There has been an increase in receptivity towards online dating services or apps among the millennials. Research (YouGov SG, 2017) shows that 43% of millennials in Singapore have used an internet dating service or app at some point, while 55% of Singaporeans know at least one couple who met online. Of those who were surveyed, 75% of them did not think of a couple who met online any differently (YouGov SG, 2017).
This is indeed a shift in perspective, as compared to the early 2000s, when finding a partner online seems like a freakish thing to do (Rocca, 2019). Why is there a shift in mindset? Firstly, with the prevalent use of the Internet nowadays, where the ordering of food, booking of transport, shopping of clothes and necessities, and even connecting with our friends are done mostly online or through the various apps, it seems like a natural progression to find our partners online. Secondly, given the fast-paced society Singapore is in, most of the millennials are busy with work commitments (Choo, 2019). They just couldn’t find the time to date through the traditional method, where one is introduced to a potential partner through his/her friends or family members (Choo, 2019). For some, their social circle may be largely limited to their workplace. In certain cases, it may, hence, be difficult for a female to find a partner in a female-dominated working environment and vice versa. Dating apps, hence, make it easier for singles to connect and expand their social circle (Choo, 2019).

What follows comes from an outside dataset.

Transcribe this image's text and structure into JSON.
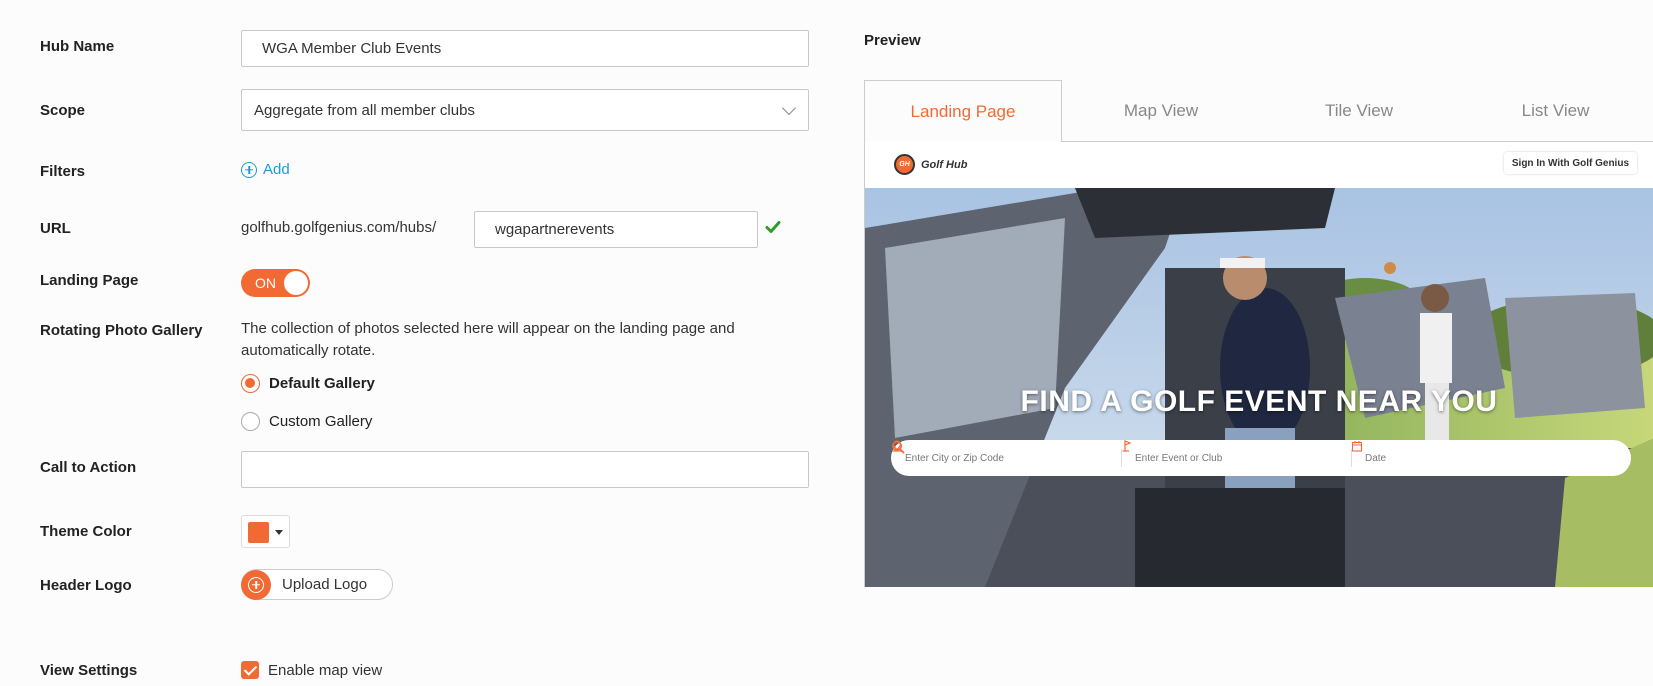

We may have heard of success stories, where couples met through an online dating app and eventually tied the knot. However, there are also cases where some were being scammed of their money; some met people who were only interested in hooks-up; some thought they found their perfect partners, only to find out later on that they were married with kids later. So, how can we get involved in online dating, knowing who is the true love of our lives?
Five stages of Relationship
Before answering that question, we need to first understand that all relationships go through 5 stages – romance, power struggle, stability, commitment and bliss stage (Muzik,n.d.). For this article, we will be focussing mainly on the romance and power struggle stage.
Stage (1) – Romance
This is the stage when we fall in love with someone. Some may describe this “falling-in-love” experience as heart-thumping faster; butterflies in the stomach; feeling extremely high doing nothing and excessively thinking and missing the other person when not together. This feeling of falling-in-love is euphoric. According to Chapman (2010), we often refer to this kind of love as infatuation, where we are “emotionally obsessed” with each other. When we are in this stage, we seem to believe that if we are really in love, this in-love feeling will last forever. However, Chapman (2010) points out that the average life-span of a romantic obsession is at most two years. Once the romance stage ends, the power struggle stage starts to kick in.
The average life-span of a romantic obsession is at most two years.
Stage (2) – Power Struggle
When the in-love state wears off, those little traits that we once overlooked when we are in love become huge mountains (Muzik, n.d.). We used to only see our similarities and may even find our differences as appealing and attractive. Yet, during this stage, our differences became obvious and we are confronted with the need to negotiate differences and resolve conflicts.
It is usually during this stage when a couple either breaks off or survives through (Muzik, n.d.). If the couple survives this stage, their relationship will have been strengthened. To survive this challenging phase in all relationships, it involves both parties being open-minded; able to assert oneself respectfully and yet willing to listen and understand your partner; being creative in seeking out new ways of resolving conflicts and forming new rules together. Love has matured from infatuation to real love, as it is no longer an emotional response but a rational choice and commitment to choose love daily (Chapman, 2015).
Love is no longer an emotional response but a rational choice and commitment to choose love daily (Chapman, 2015).
Stage (3) – Stability
This is the stage when there are stability and peace in the relationship where mutual respect of each other’s individuality helps to mediate through the differences (Muzik, n.d.).
Stage (4) – Commitment
This may not necessarily mean marriage. At this stage of the relationship, it is a commitment to your partner, whereby you love and accept each other, both the strengths and weaknesses. According to Muzik (n.d.), you can be authentic and tell your partner, “I don’t need you. I choose you, knowing all I know about you, good and bad.”
Stage (5) – Bliss
In this stage, the relationship matures beyond the couple as the focus and the couple can work together on a collaborative project, like consciously raise their children, doing business or charity work together (Muzik, 2015).
Bearing in mind the 5 stages of a relationship, as you search for your true love, it may be helpful to consider the following:
1. Have a list of qualities you look out for in your potential partner.
Take some time to think through a list of qualities you look out for in your potential mate. This is to understand your needs and your expectations towards relationships and marriage. Why are the qualities in your list important to you? How can you tell if the person you are communicatin